The records below are to be restated word for word, with every picture left out.

Web page and app entries:
*****

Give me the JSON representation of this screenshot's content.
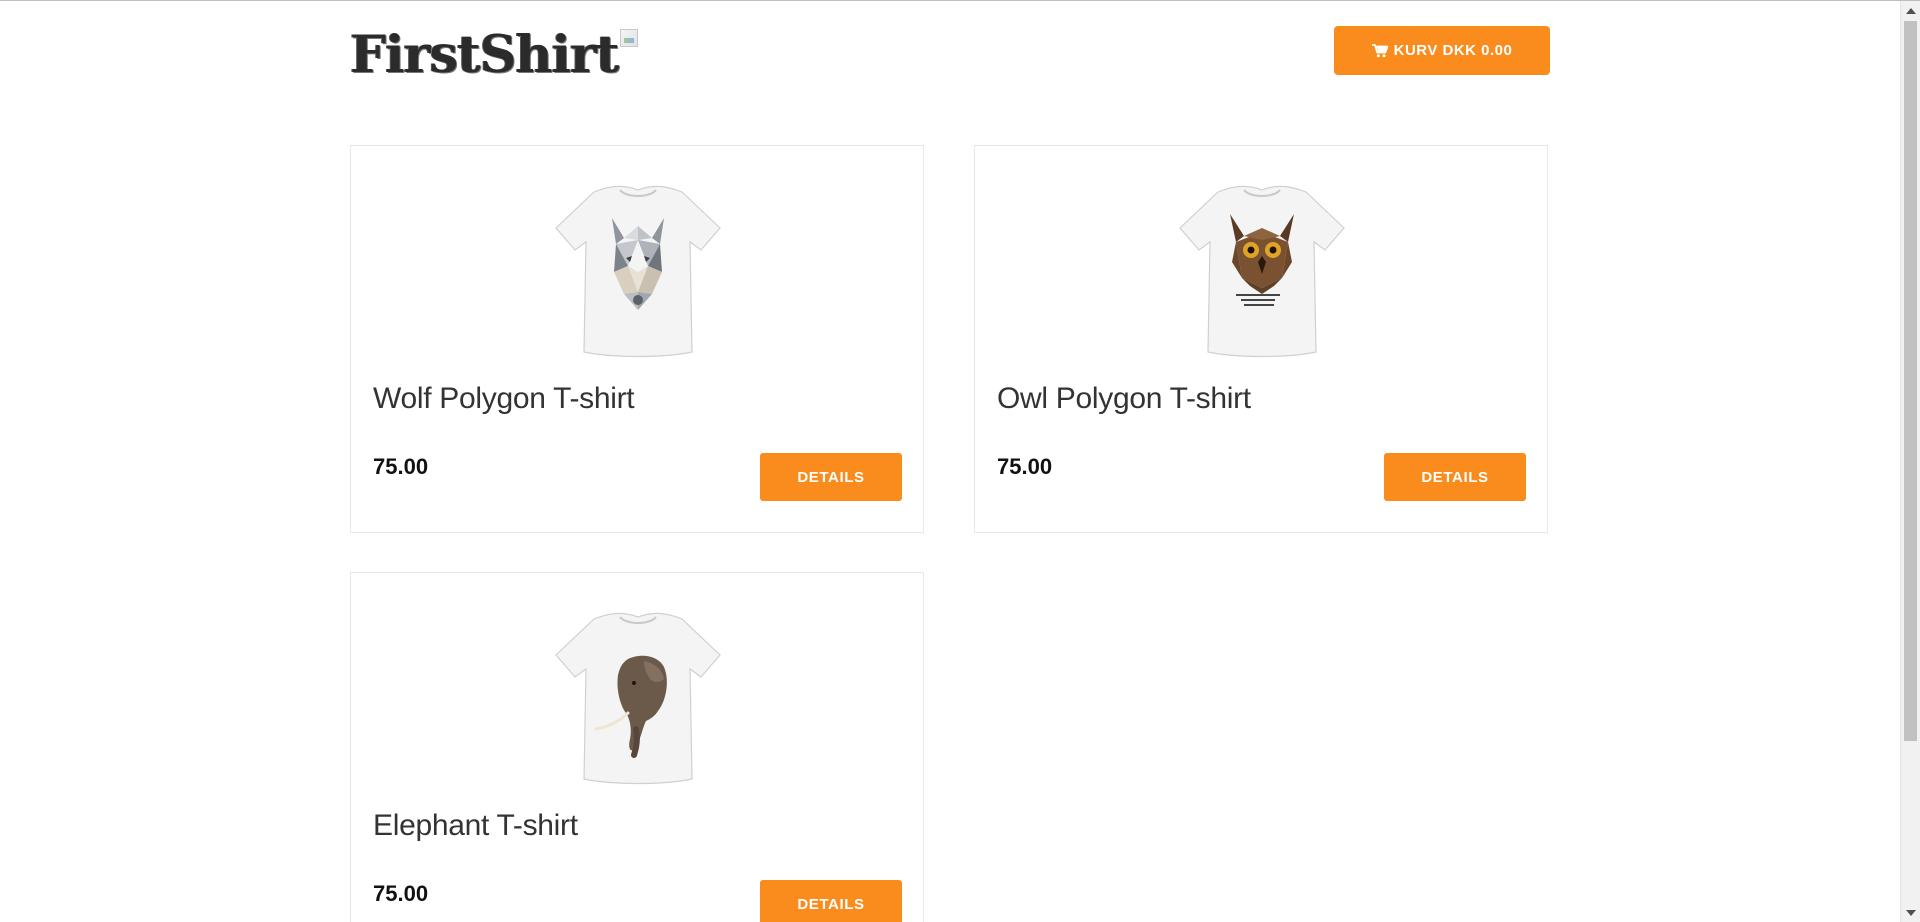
{
  "header": {
    "logo_text": "FirstShirt",
    "cart_label": "KURV DKK 0.00",
    "cart_icon": "shopping-cart-icon"
  },
  "products": [
    {
      "title": "Wolf Polygon T-shirt",
      "price": "75.00",
      "details_label": "DETAILS"
    },
    {
      "title": "Owl Polygon T-shirt",
      "price": "75.00",
      "details_label": "DETAILS"
    },
    {
      "title": "Elephant T-shirt",
      "price": "75.00",
      "details_label": "DETAILS"
    }
  ],
  "colors": {
    "accent": "#fa8c1e",
    "card_border": "#e8e8e8",
    "background": "#ffffff"
  }
}
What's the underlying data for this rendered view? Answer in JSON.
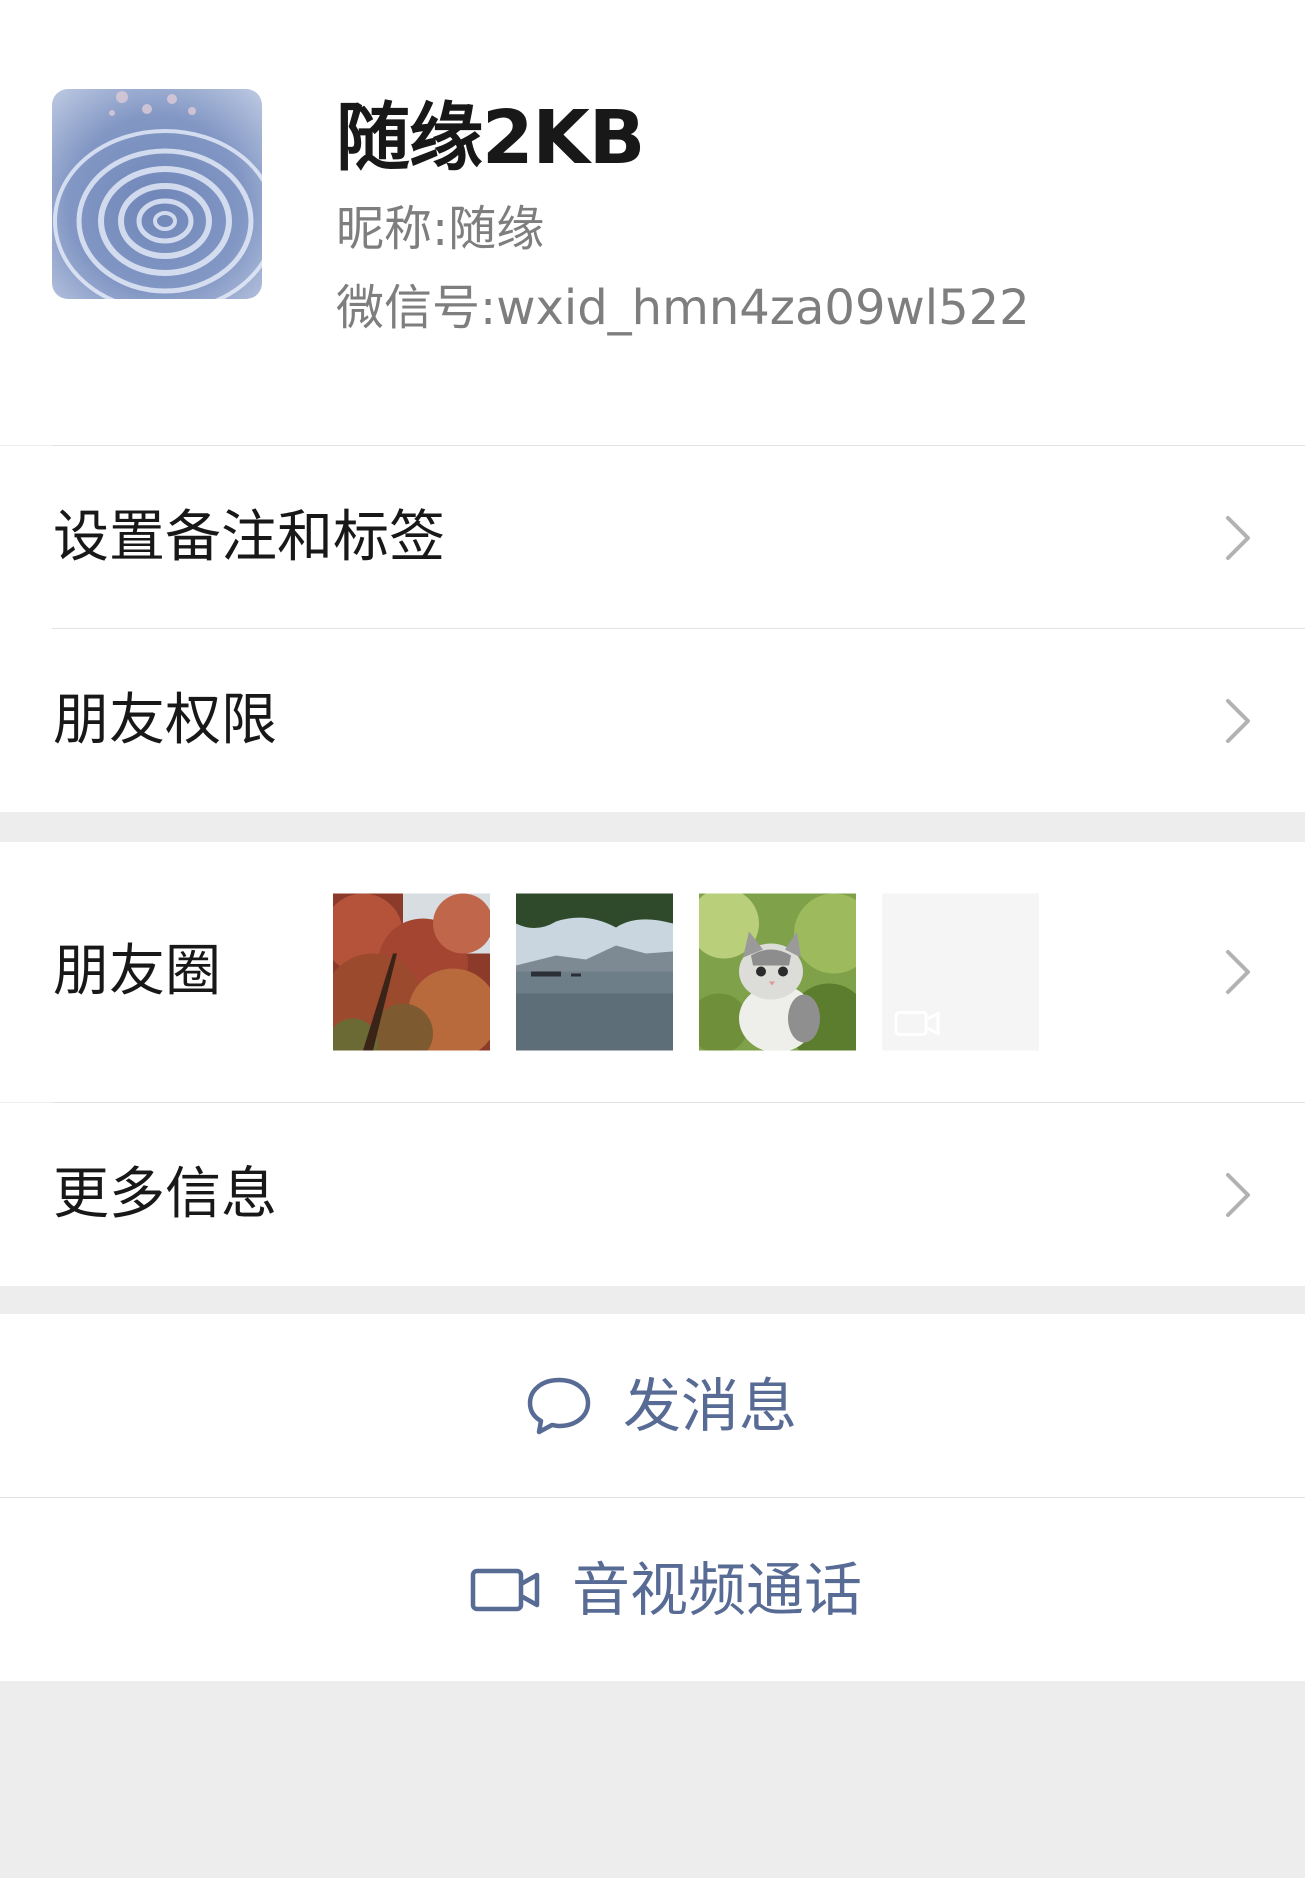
{
  "profile": {
    "display_name": "随缘2KB",
    "nickname_label": "昵称:",
    "nickname": "随缘",
    "wxid_label": "微信号:",
    "wxid": "wxid_hmn4za09wl522"
  },
  "menu": {
    "remark_tags": "设置备注和标签",
    "friend_permissions": "朋友权限",
    "moments": "朋友圈",
    "more_info": "更多信息"
  },
  "actions": {
    "send_message": "发消息",
    "av_call": "音视频通话"
  },
  "colors": {
    "accent": "#576b95",
    "background": "#ededed",
    "surface": "#ffffff",
    "secondary_text": "#7e7e7e"
  },
  "icons": {
    "chevron": "chevron-right-icon",
    "message": "chat-bubble-icon",
    "call": "video-camera-icon"
  }
}
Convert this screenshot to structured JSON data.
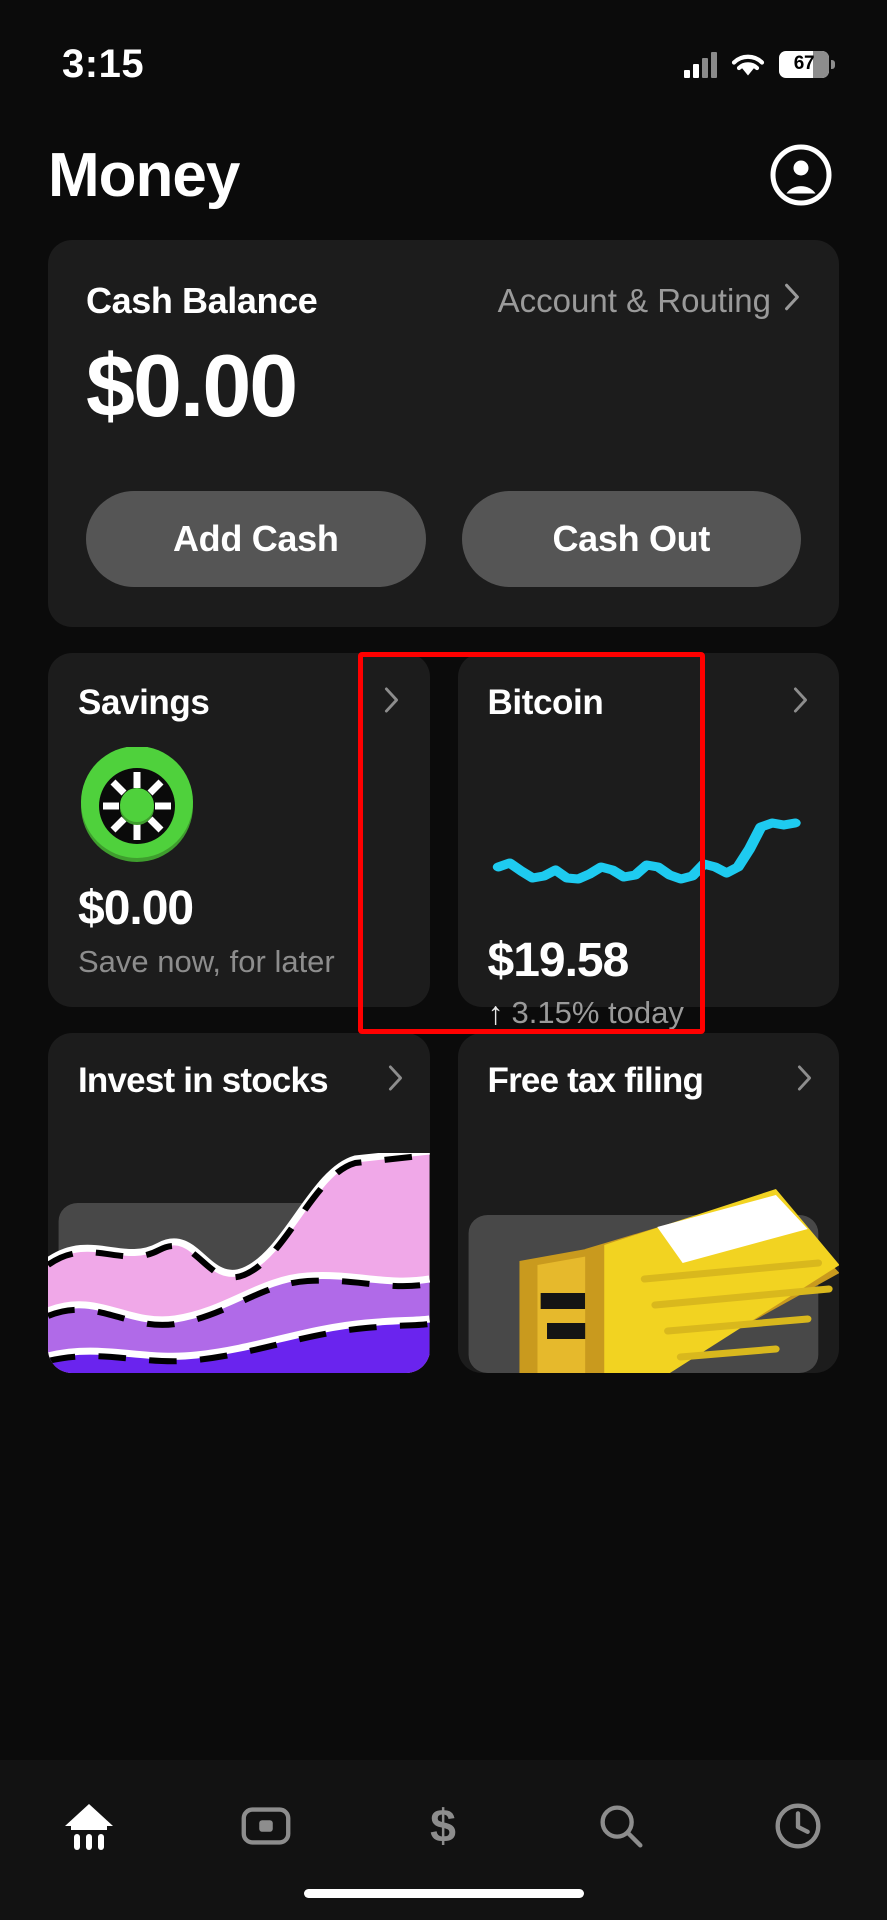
{
  "status_bar": {
    "time": "3:15",
    "battery_level": "67",
    "icons": [
      "cellular-signal-icon",
      "wifi-icon",
      "battery-icon"
    ]
  },
  "header": {
    "title": "Money",
    "avatar_icon": "account-circle-icon"
  },
  "cash_card": {
    "label": "Cash Balance",
    "account_routing_label": "Account & Routing",
    "chevron": "›",
    "amount": "$0.00",
    "add_cash_label": "Add Cash",
    "cash_out_label": "Cash Out"
  },
  "savings_card": {
    "title": "Savings",
    "chevron": "›",
    "icon": "vault-dial-icon",
    "amount": "$0.00",
    "subtitle": "Save now, for later",
    "accent_color": "#4ac93a"
  },
  "bitcoin_card": {
    "title": "Bitcoin",
    "chevron": "›",
    "price": "$19.58",
    "change_arrow": "↑",
    "change_text": "3.15% today",
    "line_color": "#1ecbf0",
    "highlighted": true,
    "highlight_color": "#ff0000",
    "chart_data": {
      "type": "line",
      "title": "Bitcoin price sparkline",
      "x": [
        0,
        1,
        2,
        3,
        4,
        5,
        6,
        7,
        8,
        9,
        10,
        11,
        12,
        13,
        14,
        15,
        16,
        17,
        18,
        19,
        20,
        21,
        22,
        23,
        24,
        25,
        26
      ],
      "values": [
        44,
        48,
        40,
        33,
        35,
        41,
        33,
        32,
        37,
        44,
        41,
        34,
        36,
        46,
        44,
        36,
        32,
        35,
        47,
        44,
        38,
        44,
        62,
        84,
        88,
        86,
        88
      ],
      "ylim": [
        0,
        100
      ],
      "grid": false,
      "legend": "none"
    }
  },
  "invest_card": {
    "title": "Invest in stocks",
    "chevron": "›",
    "art": "stock-chart-illustration"
  },
  "tax_card": {
    "title": "Free tax filing",
    "chevron": "›",
    "art": "tax-documents-illustration"
  },
  "tab_bar": {
    "items": [
      {
        "name": "home-tab",
        "icon": "cash-app-home-icon",
        "active": true
      },
      {
        "name": "card-tab",
        "icon": "card-icon",
        "active": false
      },
      {
        "name": "money-tab",
        "icon": "dollar-sign-icon",
        "active": false
      },
      {
        "name": "search-tab",
        "icon": "search-icon",
        "active": false
      },
      {
        "name": "activity-tab",
        "icon": "clock-icon",
        "active": false
      }
    ]
  }
}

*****

### Exercise output
Give me the JSON representation of this screenshot's content.
{
  "header": {
    "logo_text": "FirstShirt",
    "cart_label": "KURV DKK 0.00",
    "cart_icon": "shopping-cart-icon"
  },
  "products": [
    {
      "title": "Wolf Polygon T-shirt",
      "price": "75.00",
      "details_label": "DETAILS"
    },
    {
      "title": "Owl Polygon T-shirt",
      "price": "75.00",
      "details_label": "DETAILS"
    },
    {
      "title": "Elephant T-shirt",
      "price": "75.00",
      "details_label": "DETAILS"
    }
  ],
  "colors": {
    "accent": "#fa8c1e",
    "card_border": "#e8e8e8",
    "background": "#ffffff"
  }
}
What's the underlying data for this rendered view? Answer in JSON.
{
  "profile": {
    "display_name": "随缘2KB",
    "nickname_label": "昵称:",
    "nickname": "随缘",
    "wxid_label": "微信号:",
    "wxid": "wxid_hmn4za09wl522"
  },
  "menu": {
    "remark_tags": "设置备注和标签",
    "friend_permissions": "朋友权限",
    "moments": "朋友圈",
    "more_info": "更多信息"
  },
  "actions": {
    "send_message": "发消息",
    "av_call": "音视频通话"
  },
  "colors": {
    "accent": "#576b95",
    "background": "#ededed",
    "surface": "#ffffff",
    "secondary_text": "#7e7e7e"
  },
  "icons": {
    "chevron": "chevron-right-icon",
    "message": "chat-bubble-icon",
    "call": "video-camera-icon"
  }
}
Convert this screenshot to structured JSON data.
{
  "status_bar": {
    "time": "3:15",
    "battery_level": "67",
    "icons": [
      "cellular-signal-icon",
      "wifi-icon",
      "battery-icon"
    ]
  },
  "header": {
    "title": "Money",
    "avatar_icon": "account-circle-icon"
  },
  "cash_card": {
    "label": "Cash Balance",
    "account_routing_label": "Account & Routing",
    "chevron": "›",
    "amount": "$0.00",
    "add_cash_label": "Add Cash",
    "cash_out_label": "Cash Out"
  },
  "savings_card": {
    "title": "Savings",
    "chevron": "›",
    "icon": "vault-dial-icon",
    "amount": "$0.00",
    "subtitle": "Save now, for later",
    "accent_color": "#4ac93a"
  },
  "bitcoin_card": {
    "title": "Bitcoin",
    "chevron": "›",
    "price": "$19.58",
    "change_arrow": "↑",
    "change_text": "3.15% today",
    "line_color": "#1ecbf0",
    "highlighted": true,
    "highlight_color": "#ff0000",
    "chart_data": {
      "type": "line",
      "title": "Bitcoin price sparkline",
      "x": [
        0,
        1,
        2,
        3,
        4,
        5,
        6,
        7,
        8,
        9,
        10,
        11,
        12,
        13,
        14,
        15,
        16,
        17,
        18,
        19,
        20,
        21,
        22,
        23,
        24,
        25,
        26
      ],
      "values": [
        44,
        48,
        40,
        33,
        35,
        41,
        33,
        32,
        37,
        44,
        41,
        34,
        36,
        46,
        44,
        36,
        32,
        35,
        47,
        44,
        38,
        44,
        62,
        84,
        88,
        86,
        88
      ],
      "ylim": [
        0,
        100
      ],
      "grid": false,
      "legend": "none"
    }
  },
  "invest_card": {
    "title": "Invest in stocks",
    "chevron": "›",
    "art": "stock-chart-illustration"
  },
  "tax_card": {
    "title": "Free tax filing",
    "chevron": "›",
    "art": "tax-documents-illustration"
  },
  "tab_bar": {
    "items": [
      {
        "name": "home-tab",
        "icon": "cash-app-home-icon",
        "active": true
      },
      {
        "name": "card-tab",
        "icon": "card-icon",
        "active": false
      },
      {
        "name": "money-tab",
        "icon": "dollar-sign-icon",
        "active": false
      },
      {
        "name": "search-tab",
        "icon": "search-icon",
        "active": false
      },
      {
        "name": "activity-tab",
        "icon": "clock-icon",
        "active": false
      }
    ]
  }
}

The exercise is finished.